Content starts

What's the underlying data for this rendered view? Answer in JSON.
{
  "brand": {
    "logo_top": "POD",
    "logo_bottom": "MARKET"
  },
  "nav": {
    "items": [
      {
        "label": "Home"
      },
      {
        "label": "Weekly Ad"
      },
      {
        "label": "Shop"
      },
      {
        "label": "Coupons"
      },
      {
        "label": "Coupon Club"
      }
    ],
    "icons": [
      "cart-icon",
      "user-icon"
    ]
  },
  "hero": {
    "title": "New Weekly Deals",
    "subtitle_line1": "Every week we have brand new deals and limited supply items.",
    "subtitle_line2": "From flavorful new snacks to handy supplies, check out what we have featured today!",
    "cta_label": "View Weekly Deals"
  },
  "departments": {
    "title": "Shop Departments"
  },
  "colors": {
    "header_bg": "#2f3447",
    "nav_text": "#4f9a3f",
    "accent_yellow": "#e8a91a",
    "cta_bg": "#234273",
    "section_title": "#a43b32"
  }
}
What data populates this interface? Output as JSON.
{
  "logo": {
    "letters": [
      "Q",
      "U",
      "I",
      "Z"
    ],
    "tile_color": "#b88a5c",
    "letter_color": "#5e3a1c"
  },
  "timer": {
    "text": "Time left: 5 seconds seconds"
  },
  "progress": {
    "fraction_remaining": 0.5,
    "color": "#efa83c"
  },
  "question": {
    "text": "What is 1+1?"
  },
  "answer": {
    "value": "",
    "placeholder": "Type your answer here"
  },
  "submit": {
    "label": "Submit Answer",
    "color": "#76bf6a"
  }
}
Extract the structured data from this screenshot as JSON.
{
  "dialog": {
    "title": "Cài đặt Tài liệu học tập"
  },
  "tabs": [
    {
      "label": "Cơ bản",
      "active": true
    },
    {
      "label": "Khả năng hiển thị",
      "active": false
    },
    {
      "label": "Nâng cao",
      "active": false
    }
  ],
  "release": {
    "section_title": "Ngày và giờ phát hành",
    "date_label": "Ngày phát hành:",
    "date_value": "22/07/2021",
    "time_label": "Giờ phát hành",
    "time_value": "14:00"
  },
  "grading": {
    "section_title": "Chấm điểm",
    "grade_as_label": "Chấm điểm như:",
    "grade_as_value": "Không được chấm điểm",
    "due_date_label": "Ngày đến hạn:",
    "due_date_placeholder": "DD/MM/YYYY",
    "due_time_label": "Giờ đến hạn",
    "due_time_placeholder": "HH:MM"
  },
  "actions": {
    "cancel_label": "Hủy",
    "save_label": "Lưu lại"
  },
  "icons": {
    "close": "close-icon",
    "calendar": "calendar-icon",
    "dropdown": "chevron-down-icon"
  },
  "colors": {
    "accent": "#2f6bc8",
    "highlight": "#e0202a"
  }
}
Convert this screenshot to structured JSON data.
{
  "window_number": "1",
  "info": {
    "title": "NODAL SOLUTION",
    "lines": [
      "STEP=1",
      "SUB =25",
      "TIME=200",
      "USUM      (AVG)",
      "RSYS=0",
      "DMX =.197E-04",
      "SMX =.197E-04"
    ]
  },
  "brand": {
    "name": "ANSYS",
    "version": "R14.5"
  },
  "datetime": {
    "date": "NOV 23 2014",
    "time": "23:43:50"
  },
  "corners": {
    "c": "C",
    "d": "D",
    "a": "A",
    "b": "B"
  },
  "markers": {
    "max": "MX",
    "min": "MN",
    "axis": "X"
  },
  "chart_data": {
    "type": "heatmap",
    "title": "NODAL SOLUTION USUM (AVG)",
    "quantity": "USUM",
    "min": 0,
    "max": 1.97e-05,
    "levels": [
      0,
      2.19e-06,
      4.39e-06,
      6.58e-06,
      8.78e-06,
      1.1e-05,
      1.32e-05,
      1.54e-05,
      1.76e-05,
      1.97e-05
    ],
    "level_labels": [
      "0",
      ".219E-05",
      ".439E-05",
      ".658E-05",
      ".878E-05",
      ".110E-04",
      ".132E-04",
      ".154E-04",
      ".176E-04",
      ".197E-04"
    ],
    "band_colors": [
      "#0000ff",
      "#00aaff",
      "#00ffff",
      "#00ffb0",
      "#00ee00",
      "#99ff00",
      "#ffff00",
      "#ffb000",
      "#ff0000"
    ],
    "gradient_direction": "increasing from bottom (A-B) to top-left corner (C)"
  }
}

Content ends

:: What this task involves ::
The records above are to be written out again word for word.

:: Answer space ::
What's the underlying data for this rendered view? Answer in JSON.
{
  "brand": {
    "logo_top": "POD",
    "logo_bottom": "MARKET"
  },
  "nav": {
    "items": [
      {
        "label": "Home"
      },
      {
        "label": "Weekly Ad"
      },
      {
        "label": "Shop"
      },
      {
        "label": "Coupons"
      },
      {
        "label": "Coupon Club"
      }
    ],
    "icons": [
      "cart-icon",
      "user-icon"
    ]
  },
  "hero": {
    "title": "New Weekly Deals",
    "subtitle_line1": "Every week we have brand new deals and limited supply items.",
    "subtitle_line2": "From flavorful new snacks to handy supplies, check out what we have featured today!",
    "cta_label": "View Weekly Deals"
  },
  "departments": {
    "title": "Shop Departments"
  },
  "colors": {
    "header_bg": "#2f3447",
    "nav_text": "#4f9a3f",
    "accent_yellow": "#e8a91a",
    "cta_bg": "#234273",
    "section_title": "#a43b32"
  }
}
What data populates this interface? Output as JSON.
{
  "logo": {
    "letters": [
      "Q",
      "U",
      "I",
      "Z"
    ],
    "tile_color": "#b88a5c",
    "letter_color": "#5e3a1c"
  },
  "timer": {
    "text": "Time left: 5 seconds seconds"
  },
  "progress": {
    "fraction_remaining": 0.5,
    "color": "#efa83c"
  },
  "question": {
    "text": "What is 1+1?"
  },
  "answer": {
    "value": "",
    "placeholder": "Type your answer here"
  },
  "submit": {
    "label": "Submit Answer",
    "color": "#76bf6a"
  }
}
Extract the structured data from this screenshot as JSON.
{
  "dialog": {
    "title": "Cài đặt Tài liệu học tập"
  },
  "tabs": [
    {
      "label": "Cơ bản",
      "active": true
    },
    {
      "label": "Khả năng hiển thị",
      "active": false
    },
    {
      "label": "Nâng cao",
      "active": false
    }
  ],
  "release": {
    "section_title": "Ngày và giờ phát hành",
    "date_label": "Ngày phát hành:",
    "date_value": "22/07/2021",
    "time_label": "Giờ phát hành",
    "time_value": "14:00"
  },
  "grading": {
    "section_title": "Chấm điểm",
    "grade_as_label": "Chấm điểm như:",
    "grade_as_value": "Không được chấm điểm",
    "due_date_label": "Ngày đến hạn:",
    "due_date_placeholder": "DD/MM/YYYY",
    "due_time_label": "Giờ đến hạn",
    "due_time_placeholder": "HH:MM"
  },
  "actions": {
    "cancel_label": "Hủy",
    "save_label": "Lưu lại"
  },
  "icons": {
    "close": "close-icon",
    "calendar": "calendar-icon",
    "dropdown": "chevron-down-icon"
  },
  "colors": {
    "accent": "#2f6bc8",
    "highlight": "#e0202a"
  }
}
Convert this screenshot to structured JSON data.
{
  "window_number": "1",
  "info": {
    "title": "NODAL SOLUTION",
    "lines": [
      "STEP=1",
      "SUB =25",
      "TIME=200",
      "USUM      (AVG)",
      "RSYS=0",
      "DMX =.197E-04",
      "SMX =.197E-04"
    ]
  },
  "brand": {
    "name": "ANSYS",
    "version": "R14.5"
  },
  "datetime": {
    "date": "NOV 23 2014",
    "time": "23:43:50"
  },
  "corners": {
    "c": "C",
    "d": "D",
    "a": "A",
    "b": "B"
  },
  "markers": {
    "max": "MX",
    "min": "MN",
    "axis": "X"
  },
  "chart_data": {
    "type": "heatmap",
    "title": "NODAL SOLUTION USUM (AVG)",
    "quantity": "USUM",
    "min": 0,
    "max": 1.97e-05,
    "levels": [
      0,
      2.19e-06,
      4.39e-06,
      6.58e-06,
      8.78e-06,
      1.1e-05,
      1.32e-05,
      1.54e-05,
      1.76e-05,
      1.97e-05
    ],
    "level_labels": [
      "0",
      ".219E-05",
      ".439E-05",
      ".658E-05",
      ".878E-05",
      ".110E-04",
      ".132E-04",
      ".154E-04",
      ".176E-04",
      ".197E-04"
    ],
    "band_colors": [
      "#0000ff",
      "#00aaff",
      "#00ffff",
      "#00ffb0",
      "#00ee00",
      "#99ff00",
      "#ffff00",
      "#ffb000",
      "#ff0000"
    ],
    "gradient_direction": "increasing from bottom (A-B) to top-left corner (C)"
  }
}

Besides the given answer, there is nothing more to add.